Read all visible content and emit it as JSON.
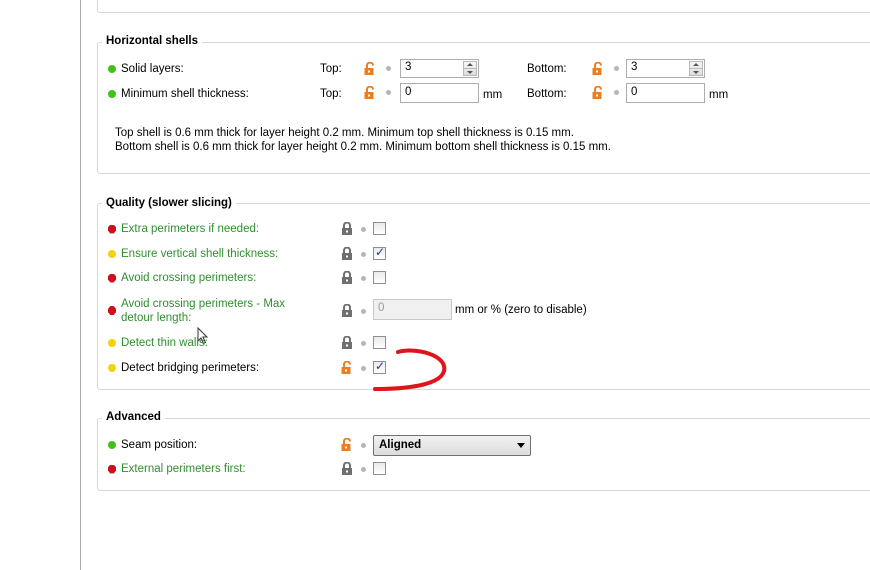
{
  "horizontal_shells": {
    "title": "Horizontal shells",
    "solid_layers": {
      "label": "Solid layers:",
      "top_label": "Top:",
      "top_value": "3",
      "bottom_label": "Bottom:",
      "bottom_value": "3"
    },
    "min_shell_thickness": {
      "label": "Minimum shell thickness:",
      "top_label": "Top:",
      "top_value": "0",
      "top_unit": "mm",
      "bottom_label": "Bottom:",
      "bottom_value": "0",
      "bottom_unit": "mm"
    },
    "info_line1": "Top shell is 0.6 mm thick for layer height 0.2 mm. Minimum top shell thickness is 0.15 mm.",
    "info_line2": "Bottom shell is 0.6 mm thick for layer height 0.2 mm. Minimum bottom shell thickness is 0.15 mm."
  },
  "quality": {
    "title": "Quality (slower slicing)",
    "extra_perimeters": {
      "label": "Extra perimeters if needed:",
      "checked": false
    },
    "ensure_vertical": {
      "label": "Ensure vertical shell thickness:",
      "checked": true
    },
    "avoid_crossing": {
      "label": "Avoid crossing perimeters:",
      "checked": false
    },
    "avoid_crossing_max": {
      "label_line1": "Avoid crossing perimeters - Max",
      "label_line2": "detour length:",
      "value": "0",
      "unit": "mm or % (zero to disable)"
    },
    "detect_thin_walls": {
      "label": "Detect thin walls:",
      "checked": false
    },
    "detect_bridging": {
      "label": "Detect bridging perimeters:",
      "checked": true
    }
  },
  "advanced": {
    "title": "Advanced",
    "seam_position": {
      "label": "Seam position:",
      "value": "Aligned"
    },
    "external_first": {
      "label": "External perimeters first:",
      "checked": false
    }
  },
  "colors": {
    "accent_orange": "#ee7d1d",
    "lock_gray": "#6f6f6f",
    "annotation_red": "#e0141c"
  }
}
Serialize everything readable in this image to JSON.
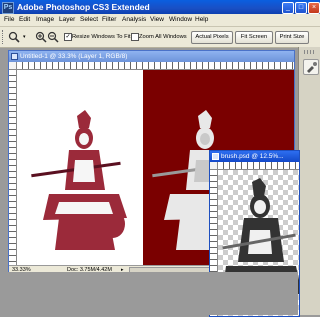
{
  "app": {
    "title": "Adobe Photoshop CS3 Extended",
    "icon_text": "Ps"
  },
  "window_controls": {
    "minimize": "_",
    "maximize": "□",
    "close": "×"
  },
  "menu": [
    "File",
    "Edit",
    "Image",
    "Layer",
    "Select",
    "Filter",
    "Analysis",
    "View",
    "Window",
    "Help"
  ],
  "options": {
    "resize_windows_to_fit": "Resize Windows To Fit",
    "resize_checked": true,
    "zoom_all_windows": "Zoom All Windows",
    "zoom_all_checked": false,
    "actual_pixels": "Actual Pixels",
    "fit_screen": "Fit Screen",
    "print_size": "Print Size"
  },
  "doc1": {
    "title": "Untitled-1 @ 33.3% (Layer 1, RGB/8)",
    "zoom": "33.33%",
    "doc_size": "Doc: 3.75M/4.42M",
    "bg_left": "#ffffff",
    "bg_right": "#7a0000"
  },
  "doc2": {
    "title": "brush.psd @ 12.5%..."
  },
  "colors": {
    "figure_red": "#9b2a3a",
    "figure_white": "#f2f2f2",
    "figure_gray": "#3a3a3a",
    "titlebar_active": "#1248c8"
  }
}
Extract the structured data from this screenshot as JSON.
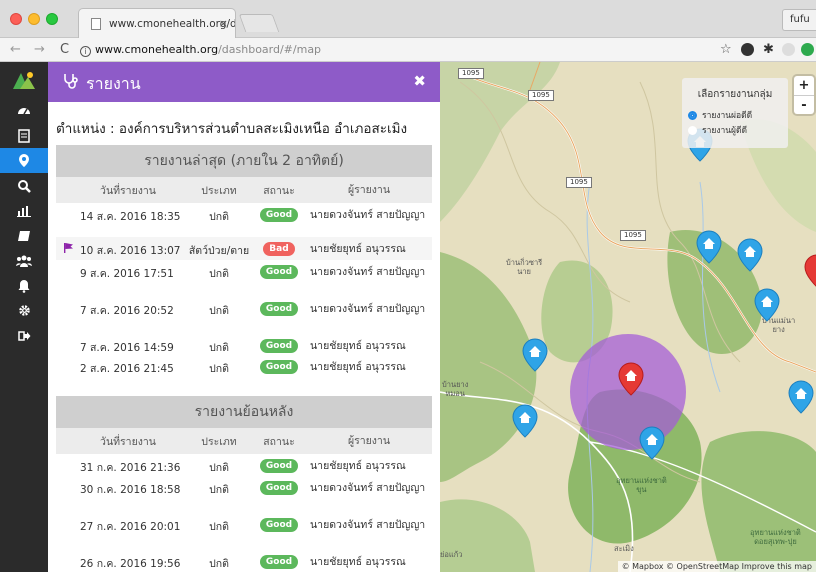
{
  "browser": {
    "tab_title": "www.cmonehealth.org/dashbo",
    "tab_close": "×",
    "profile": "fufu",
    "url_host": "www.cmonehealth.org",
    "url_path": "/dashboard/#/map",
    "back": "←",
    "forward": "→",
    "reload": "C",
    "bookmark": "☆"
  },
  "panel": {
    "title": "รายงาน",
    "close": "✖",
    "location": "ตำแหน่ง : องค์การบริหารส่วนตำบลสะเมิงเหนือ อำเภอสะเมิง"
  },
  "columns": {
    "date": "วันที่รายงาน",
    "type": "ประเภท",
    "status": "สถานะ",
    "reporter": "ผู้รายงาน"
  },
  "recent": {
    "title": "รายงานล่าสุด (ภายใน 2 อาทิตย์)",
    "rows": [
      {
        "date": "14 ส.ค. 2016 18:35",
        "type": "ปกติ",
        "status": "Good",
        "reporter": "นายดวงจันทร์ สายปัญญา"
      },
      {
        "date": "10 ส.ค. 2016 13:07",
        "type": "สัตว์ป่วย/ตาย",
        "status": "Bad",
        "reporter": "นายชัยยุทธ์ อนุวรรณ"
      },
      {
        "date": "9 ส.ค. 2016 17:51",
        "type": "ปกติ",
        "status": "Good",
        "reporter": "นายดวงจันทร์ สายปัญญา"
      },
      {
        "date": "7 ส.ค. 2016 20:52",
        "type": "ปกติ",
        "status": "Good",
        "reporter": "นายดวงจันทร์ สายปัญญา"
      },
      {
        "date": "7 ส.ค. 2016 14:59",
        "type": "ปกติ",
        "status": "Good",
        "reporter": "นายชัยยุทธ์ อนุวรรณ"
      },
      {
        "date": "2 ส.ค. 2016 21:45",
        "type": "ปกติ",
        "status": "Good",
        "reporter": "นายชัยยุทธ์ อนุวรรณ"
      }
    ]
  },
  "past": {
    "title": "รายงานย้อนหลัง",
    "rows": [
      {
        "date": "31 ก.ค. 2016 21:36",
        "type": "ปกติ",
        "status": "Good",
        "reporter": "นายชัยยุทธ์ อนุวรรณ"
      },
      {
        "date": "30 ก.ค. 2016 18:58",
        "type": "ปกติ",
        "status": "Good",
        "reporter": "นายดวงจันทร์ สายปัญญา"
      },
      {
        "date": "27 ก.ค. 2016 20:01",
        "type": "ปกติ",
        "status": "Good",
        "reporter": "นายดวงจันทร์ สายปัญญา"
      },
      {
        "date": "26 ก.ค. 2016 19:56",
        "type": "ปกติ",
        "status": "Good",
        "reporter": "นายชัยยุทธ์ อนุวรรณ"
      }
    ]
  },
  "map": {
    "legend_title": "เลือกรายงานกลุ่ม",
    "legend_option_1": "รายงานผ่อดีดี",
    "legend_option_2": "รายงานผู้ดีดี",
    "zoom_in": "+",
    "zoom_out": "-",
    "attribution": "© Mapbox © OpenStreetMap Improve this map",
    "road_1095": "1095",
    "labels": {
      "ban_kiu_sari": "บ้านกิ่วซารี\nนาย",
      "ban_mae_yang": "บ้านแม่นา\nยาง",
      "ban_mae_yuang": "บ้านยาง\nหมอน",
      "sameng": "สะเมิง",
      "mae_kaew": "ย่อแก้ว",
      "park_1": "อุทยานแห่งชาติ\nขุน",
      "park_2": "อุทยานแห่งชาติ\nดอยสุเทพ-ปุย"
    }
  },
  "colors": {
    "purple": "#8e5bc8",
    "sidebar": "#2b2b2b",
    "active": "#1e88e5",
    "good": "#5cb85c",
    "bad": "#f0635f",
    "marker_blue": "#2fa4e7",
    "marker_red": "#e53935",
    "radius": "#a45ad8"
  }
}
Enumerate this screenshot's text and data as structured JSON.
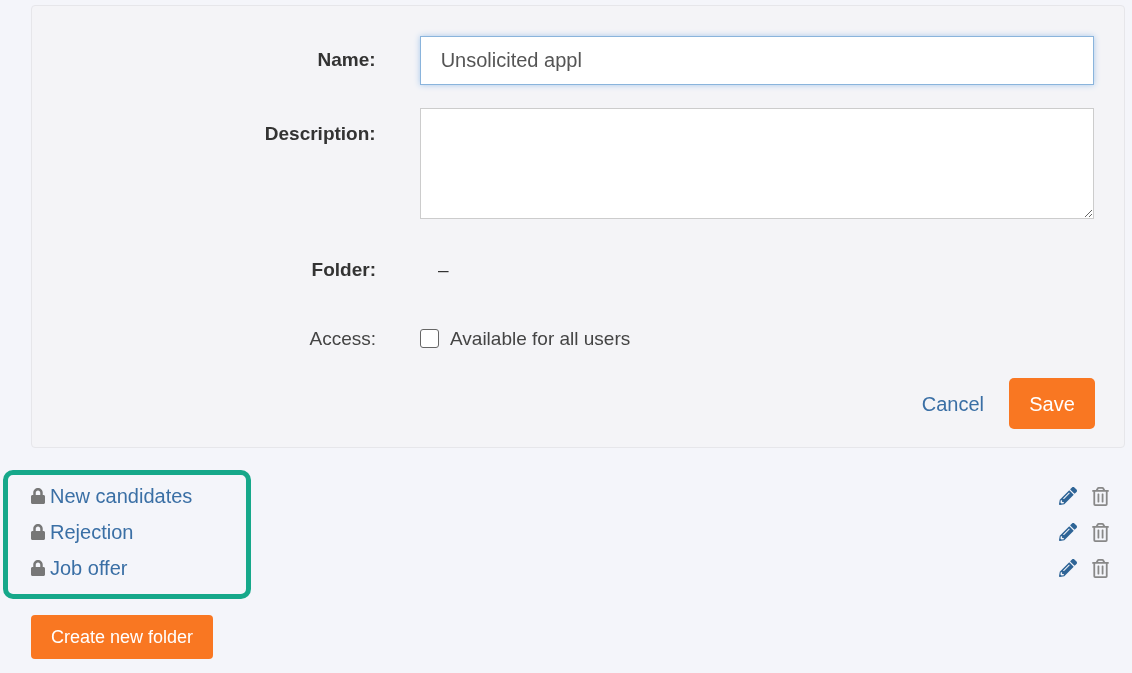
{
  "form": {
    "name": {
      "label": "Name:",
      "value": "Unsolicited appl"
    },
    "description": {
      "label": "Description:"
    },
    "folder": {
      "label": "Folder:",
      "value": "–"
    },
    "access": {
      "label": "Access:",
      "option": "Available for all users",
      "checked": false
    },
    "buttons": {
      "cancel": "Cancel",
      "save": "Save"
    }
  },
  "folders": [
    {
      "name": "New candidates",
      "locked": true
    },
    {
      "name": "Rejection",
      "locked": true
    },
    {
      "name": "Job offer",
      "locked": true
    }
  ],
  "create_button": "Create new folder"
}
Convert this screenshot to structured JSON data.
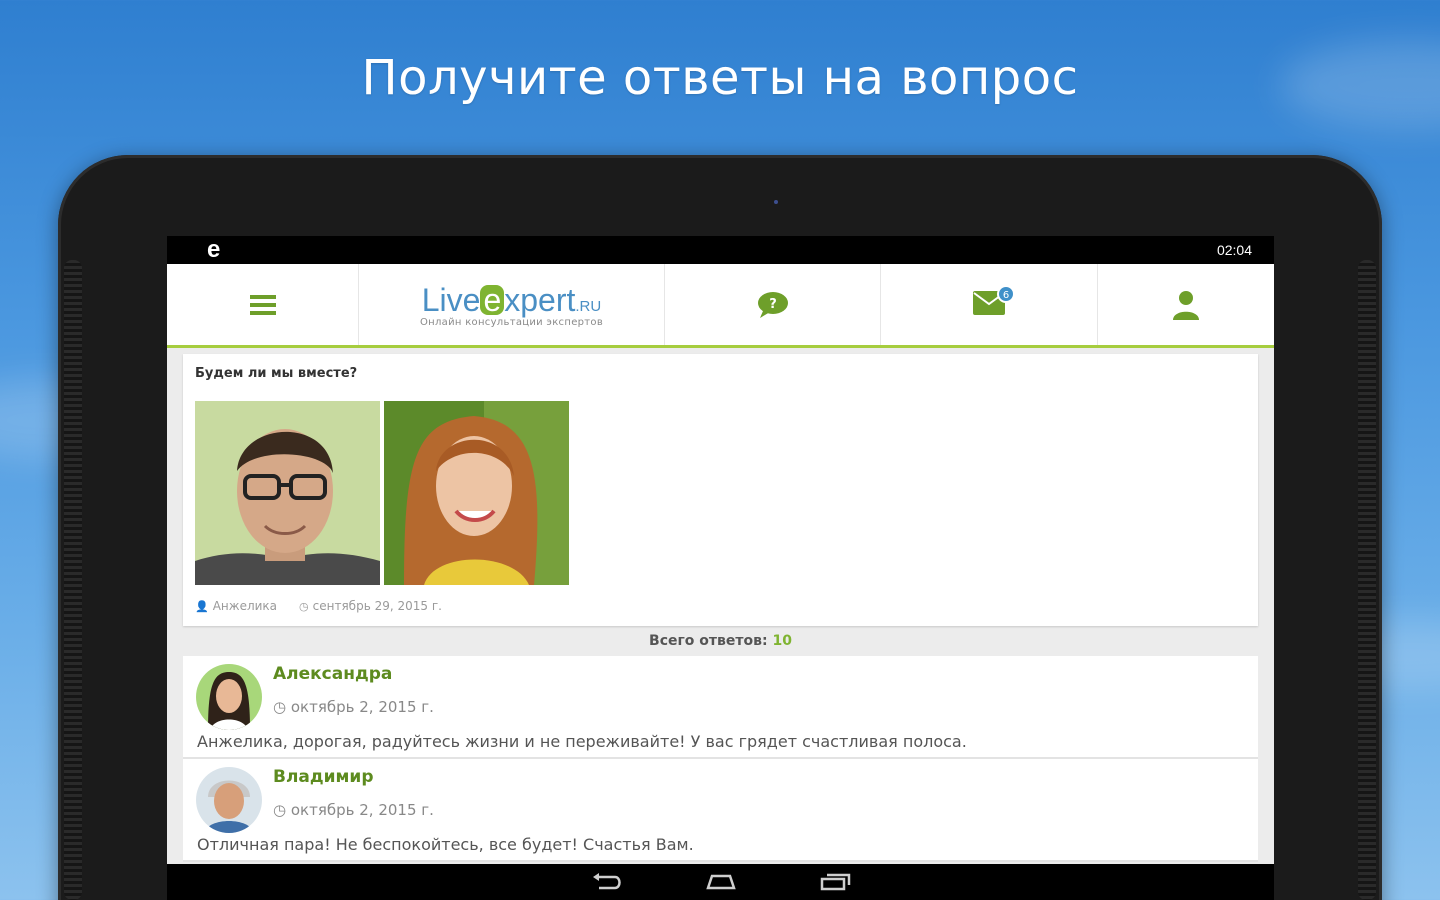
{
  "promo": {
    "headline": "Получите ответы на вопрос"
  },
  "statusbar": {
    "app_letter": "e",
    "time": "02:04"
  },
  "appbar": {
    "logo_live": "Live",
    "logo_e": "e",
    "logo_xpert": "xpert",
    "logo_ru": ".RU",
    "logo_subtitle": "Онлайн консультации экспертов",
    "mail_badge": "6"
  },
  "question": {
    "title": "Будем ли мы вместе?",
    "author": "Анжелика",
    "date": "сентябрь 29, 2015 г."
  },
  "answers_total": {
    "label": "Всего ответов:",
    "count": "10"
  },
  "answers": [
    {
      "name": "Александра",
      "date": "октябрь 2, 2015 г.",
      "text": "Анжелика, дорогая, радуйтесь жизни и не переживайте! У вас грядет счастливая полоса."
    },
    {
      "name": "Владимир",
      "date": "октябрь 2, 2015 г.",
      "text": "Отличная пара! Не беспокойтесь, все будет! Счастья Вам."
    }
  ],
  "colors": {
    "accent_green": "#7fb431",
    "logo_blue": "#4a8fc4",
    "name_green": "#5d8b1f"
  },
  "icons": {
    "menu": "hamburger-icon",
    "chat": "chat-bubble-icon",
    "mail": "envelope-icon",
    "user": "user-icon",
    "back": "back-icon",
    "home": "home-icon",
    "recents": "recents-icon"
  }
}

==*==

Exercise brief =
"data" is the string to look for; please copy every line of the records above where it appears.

Your response =
Extract the structured data from this screenshot as JSON.
Enumerate this screenshot's text and data as structured JSON.
Convert this screenshot to structured JSON data.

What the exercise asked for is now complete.